Quite a bit of media attention has been devoted recently to a working paper by two International Monetary Fund economists that re-examines the “Chicago Plan”. First put forward by University of Chicago economists in 1933, this proposal calls for the abolition of fractional reserve banking and the replacement of bank credit with government money in order to do away with credit-induced business cycles.
We can perhaps all agree that bank credit created out of thin air shouldn’t exist. Unfortunately, there is never a good time to deleverage bank balance sheets, and to do so now would result in a massive policy-induced economic shock. The Chicago Plan seeks to side step this problem by replacing bank credit with raw money; the approach favoured by the IMF working paper is for banks to match their lending by borrowing from the government. Customer deposits would be simply leant to the government through the Federal Reserve Banks.
The government therefore not only becomes the sole supplier of money through the banks, but has tight control over its use, a situation disliked by the banks because they become less profitable. An important benefit for government is that interest-bearing government debt is monetised and borrowing constraints are lifted.
The attractions to economists in 1933 were obvious: the banking system was under pressure from contracting credit, and the New Dealers were keen to ramp up government planning and spending. The problems today are similar but perhaps more urgent. The motivation for such a plan is for this reason a gut-reaction by establishment economists to extend state control over markets, rather than eliminating the bank-credit-induced business cycle per se.
However, the plan proposed in the working paper is based on ivory-tower fallacies and raises many questions, which cannot be fully addressed in a short article. The paper’s bias is betrayed in a footnote on page 35, where the authors extol the benefits of the plan for social redistribution. No mention is made in the working paper of the external position; but if international users of the dollar found themselves to be thinly-veiled counterparties of the US government, they might be unhappy about the implications. Furthermore, it is assumed that the price-effects of bank credit are no different from that of money itself, a ludicrous proposition on many levels.
The IMF paper is riddled with dangerous assumptions arising from a paucity of true economic knowledge. There is a naivety over the intentions of governments and their desire to fund escalating welfare payments: there can be no doubt that any “solution” to the problems of government finance coming from establishment economists invariably becomes a springboard for further monetary expansion. The writers’ analysis of how money works is selectively empirical: in other words they select their historical evidence to support their cause. Their use of mathematical equations in a 71-page paper is obtuse and betrays minds that think in an accounting vacuum without relating to the real world.
As evidence of their distant removal from reality, they even conclude with respect to the German hyperinflation of 1920-1923 that, and I quote, “This episode can therefore clearly not be blamed on excessive money printing by a government-run central bank…” (page 16). They feebly contend that the Reichsbank was privately owned so not government run, but the reality is that like the Fed, it was a tool of government.
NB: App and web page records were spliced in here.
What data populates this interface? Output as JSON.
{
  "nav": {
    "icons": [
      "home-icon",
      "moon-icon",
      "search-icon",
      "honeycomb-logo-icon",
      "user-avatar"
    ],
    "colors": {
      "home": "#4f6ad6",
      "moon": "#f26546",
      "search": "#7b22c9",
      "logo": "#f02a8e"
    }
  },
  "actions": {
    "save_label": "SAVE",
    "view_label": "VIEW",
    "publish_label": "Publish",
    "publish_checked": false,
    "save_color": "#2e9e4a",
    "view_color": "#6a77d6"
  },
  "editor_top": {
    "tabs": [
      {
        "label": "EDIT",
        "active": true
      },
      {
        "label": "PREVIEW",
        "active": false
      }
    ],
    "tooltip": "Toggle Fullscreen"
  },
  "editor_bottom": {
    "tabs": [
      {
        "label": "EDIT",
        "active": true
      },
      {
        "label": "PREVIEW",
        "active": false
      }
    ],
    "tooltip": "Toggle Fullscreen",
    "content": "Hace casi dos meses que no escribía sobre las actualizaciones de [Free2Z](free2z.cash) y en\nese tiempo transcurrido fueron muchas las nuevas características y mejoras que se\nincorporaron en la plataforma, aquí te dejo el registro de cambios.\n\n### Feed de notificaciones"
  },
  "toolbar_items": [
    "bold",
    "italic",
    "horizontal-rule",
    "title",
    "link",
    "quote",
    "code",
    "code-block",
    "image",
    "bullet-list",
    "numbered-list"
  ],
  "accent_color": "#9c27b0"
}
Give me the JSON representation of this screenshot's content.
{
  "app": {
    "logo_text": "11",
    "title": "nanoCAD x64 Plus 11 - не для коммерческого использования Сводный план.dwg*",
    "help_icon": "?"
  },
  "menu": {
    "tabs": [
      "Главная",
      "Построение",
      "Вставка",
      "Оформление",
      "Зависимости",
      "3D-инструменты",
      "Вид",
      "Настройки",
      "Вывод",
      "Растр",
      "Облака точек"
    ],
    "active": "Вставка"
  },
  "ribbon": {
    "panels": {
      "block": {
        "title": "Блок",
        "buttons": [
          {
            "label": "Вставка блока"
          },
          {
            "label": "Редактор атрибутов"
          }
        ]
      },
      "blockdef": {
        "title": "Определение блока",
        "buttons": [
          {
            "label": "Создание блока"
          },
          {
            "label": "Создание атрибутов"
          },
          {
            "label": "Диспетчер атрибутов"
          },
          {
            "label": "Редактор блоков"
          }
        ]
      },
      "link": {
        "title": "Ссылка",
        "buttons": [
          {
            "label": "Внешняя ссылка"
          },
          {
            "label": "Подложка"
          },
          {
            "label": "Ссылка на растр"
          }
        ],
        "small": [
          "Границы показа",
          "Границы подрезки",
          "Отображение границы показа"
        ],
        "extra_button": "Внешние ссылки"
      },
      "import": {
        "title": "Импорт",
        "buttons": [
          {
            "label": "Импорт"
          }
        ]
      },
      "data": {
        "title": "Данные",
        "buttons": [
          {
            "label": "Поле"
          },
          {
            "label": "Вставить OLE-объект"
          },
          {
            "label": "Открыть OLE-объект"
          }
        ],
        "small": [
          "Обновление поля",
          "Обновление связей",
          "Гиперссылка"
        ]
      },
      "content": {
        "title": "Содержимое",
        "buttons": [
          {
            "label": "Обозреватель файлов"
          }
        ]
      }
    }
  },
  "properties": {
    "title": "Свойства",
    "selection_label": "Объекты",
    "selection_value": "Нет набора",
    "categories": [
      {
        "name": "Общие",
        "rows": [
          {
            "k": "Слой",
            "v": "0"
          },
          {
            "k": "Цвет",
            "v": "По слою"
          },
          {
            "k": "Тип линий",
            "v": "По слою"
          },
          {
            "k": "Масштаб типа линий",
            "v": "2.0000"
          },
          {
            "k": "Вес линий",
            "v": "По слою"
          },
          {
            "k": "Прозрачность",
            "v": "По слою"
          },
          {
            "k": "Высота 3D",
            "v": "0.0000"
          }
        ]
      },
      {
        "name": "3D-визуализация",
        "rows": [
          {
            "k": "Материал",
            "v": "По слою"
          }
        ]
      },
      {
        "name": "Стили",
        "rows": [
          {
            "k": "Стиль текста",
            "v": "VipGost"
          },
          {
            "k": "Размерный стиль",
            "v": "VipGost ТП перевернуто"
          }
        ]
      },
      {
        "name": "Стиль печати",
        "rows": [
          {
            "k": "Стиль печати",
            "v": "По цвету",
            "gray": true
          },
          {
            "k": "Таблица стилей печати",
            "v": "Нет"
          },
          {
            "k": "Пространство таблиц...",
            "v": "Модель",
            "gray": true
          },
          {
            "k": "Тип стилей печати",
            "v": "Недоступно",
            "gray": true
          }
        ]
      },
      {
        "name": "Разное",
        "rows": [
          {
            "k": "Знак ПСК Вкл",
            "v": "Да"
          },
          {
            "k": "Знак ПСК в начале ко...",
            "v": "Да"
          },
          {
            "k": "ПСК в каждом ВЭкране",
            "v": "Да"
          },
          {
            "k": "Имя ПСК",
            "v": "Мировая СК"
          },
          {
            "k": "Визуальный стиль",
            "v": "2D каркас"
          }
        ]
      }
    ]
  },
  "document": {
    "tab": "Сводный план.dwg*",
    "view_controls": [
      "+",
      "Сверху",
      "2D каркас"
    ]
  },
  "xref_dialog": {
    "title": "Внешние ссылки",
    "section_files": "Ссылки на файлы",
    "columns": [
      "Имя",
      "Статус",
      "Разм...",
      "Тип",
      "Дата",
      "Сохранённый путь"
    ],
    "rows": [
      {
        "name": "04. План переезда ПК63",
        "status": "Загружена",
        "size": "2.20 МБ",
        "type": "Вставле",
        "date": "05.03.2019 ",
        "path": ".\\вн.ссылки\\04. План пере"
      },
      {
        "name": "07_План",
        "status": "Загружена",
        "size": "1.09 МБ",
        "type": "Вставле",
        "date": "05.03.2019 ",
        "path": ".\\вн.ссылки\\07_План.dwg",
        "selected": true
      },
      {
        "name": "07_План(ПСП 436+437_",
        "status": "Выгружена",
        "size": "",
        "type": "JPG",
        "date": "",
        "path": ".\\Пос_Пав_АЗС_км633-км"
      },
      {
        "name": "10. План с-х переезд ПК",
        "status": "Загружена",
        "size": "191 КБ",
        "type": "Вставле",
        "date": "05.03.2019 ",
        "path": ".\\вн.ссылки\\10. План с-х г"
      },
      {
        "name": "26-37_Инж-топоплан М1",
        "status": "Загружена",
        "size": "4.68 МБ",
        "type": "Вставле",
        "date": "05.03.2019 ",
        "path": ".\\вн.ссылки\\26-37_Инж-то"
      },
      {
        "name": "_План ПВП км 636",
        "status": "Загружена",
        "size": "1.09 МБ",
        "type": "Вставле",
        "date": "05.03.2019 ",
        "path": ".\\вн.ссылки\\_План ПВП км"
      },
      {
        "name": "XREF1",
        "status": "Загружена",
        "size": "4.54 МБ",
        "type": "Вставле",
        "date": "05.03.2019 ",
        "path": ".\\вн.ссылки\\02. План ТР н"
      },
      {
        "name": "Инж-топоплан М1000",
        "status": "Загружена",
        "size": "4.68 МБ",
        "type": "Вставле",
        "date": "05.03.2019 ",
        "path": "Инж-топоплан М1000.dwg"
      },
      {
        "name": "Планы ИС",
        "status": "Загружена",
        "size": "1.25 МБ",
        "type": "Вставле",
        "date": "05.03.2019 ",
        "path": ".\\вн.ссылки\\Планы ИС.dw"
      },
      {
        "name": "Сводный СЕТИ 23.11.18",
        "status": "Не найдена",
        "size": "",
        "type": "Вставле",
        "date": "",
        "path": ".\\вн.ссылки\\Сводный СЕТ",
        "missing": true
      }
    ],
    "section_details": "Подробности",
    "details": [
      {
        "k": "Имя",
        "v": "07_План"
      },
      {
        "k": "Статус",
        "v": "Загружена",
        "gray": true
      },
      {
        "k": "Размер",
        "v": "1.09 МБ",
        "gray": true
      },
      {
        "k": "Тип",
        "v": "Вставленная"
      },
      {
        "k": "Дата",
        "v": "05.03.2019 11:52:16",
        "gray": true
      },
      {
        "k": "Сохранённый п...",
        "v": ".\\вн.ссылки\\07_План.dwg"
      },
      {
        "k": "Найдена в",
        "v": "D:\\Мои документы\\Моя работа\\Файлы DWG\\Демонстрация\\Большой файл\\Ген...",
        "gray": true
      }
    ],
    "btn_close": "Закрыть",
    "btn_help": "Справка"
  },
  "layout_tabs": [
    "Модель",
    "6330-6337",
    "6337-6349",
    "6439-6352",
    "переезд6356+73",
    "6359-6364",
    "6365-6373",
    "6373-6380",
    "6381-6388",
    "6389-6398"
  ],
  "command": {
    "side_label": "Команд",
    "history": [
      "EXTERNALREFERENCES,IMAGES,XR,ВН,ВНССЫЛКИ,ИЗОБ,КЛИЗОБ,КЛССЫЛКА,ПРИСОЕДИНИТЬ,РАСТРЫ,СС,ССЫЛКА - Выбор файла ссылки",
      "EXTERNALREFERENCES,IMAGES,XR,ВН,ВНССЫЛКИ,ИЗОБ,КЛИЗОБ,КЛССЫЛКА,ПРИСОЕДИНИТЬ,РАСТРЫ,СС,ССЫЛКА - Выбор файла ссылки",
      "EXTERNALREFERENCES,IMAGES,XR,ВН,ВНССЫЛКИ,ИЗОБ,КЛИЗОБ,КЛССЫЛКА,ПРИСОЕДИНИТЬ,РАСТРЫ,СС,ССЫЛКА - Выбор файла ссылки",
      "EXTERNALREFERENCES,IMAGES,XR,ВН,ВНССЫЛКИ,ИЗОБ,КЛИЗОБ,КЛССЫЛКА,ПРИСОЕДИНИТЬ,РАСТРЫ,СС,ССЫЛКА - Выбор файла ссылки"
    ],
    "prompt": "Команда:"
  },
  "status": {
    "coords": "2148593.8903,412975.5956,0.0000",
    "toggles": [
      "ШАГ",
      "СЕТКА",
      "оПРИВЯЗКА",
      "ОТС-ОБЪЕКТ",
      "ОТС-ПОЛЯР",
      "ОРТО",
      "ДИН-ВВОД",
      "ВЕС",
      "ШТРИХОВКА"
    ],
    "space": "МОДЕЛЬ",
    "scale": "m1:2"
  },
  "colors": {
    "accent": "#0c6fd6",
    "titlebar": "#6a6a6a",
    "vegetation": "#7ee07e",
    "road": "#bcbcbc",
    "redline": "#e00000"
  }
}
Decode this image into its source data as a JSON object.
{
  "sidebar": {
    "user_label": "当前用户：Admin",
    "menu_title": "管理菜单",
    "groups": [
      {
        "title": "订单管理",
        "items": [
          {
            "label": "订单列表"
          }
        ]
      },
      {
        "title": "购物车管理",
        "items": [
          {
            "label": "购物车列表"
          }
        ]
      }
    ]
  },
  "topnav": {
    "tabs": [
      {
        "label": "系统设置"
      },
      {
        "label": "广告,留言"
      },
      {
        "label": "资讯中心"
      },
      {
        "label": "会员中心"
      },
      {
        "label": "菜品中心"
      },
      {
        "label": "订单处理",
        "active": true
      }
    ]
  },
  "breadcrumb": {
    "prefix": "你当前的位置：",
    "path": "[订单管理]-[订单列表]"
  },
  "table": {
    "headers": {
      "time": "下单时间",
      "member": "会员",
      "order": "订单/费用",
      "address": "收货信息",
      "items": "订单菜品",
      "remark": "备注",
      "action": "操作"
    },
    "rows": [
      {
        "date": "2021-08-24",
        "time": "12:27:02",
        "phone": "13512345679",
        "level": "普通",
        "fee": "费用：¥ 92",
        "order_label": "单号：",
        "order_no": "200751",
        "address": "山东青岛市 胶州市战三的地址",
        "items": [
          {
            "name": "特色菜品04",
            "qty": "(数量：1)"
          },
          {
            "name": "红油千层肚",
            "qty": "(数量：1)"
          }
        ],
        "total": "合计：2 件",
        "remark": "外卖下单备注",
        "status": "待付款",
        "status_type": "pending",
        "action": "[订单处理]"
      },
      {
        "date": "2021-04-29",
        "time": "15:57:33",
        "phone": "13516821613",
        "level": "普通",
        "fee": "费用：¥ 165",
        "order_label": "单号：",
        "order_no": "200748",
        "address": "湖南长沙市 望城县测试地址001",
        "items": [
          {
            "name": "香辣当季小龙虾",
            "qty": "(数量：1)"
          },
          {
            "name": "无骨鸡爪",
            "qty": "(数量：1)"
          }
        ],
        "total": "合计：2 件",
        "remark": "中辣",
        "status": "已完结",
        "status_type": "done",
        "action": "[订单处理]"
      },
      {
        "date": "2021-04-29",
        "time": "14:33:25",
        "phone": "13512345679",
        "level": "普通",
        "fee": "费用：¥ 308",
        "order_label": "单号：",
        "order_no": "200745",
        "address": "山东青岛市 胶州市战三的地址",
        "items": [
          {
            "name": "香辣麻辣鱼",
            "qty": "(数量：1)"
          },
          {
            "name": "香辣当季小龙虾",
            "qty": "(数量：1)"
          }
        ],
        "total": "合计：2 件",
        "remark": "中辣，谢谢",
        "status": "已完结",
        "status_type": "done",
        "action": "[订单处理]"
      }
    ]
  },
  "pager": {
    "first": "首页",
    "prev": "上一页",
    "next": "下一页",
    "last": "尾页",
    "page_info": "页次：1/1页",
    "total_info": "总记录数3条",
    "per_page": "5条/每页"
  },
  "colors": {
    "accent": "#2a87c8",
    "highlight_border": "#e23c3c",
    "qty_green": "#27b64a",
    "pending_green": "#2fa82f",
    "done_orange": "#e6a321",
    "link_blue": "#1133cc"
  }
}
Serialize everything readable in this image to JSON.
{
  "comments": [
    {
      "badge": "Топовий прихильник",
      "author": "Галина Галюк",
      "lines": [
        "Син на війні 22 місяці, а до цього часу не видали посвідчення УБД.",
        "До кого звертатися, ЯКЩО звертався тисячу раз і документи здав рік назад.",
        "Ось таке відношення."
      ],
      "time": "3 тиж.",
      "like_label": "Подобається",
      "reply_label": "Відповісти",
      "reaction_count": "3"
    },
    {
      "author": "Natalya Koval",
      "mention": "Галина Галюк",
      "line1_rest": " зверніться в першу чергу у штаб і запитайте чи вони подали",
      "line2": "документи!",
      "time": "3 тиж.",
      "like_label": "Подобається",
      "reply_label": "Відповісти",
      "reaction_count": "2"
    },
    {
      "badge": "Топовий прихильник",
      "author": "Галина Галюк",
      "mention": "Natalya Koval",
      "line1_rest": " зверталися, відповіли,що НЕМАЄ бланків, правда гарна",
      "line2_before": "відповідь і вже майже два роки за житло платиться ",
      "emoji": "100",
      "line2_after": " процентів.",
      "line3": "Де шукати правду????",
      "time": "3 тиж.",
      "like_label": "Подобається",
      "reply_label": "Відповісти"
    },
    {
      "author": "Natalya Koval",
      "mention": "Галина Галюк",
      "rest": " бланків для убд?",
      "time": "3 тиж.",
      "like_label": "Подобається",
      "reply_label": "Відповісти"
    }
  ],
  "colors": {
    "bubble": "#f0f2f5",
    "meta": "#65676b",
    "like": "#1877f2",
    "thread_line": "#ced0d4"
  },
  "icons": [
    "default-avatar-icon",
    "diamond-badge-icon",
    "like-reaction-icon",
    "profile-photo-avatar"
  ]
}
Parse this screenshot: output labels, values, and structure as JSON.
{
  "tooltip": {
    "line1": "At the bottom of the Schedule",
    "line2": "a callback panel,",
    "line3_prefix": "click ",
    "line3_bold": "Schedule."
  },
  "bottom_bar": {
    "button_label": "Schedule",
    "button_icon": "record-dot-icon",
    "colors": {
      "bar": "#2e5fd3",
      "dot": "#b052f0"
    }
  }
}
What is worrying about this kite-flying exercise is that the IMF lends it credence. We should be doubly worried if the IMF is using it as a means to gauge reactions before imposing the ideas contained therein on an unfortunate client state. Worried, but perhaps not overly surprised.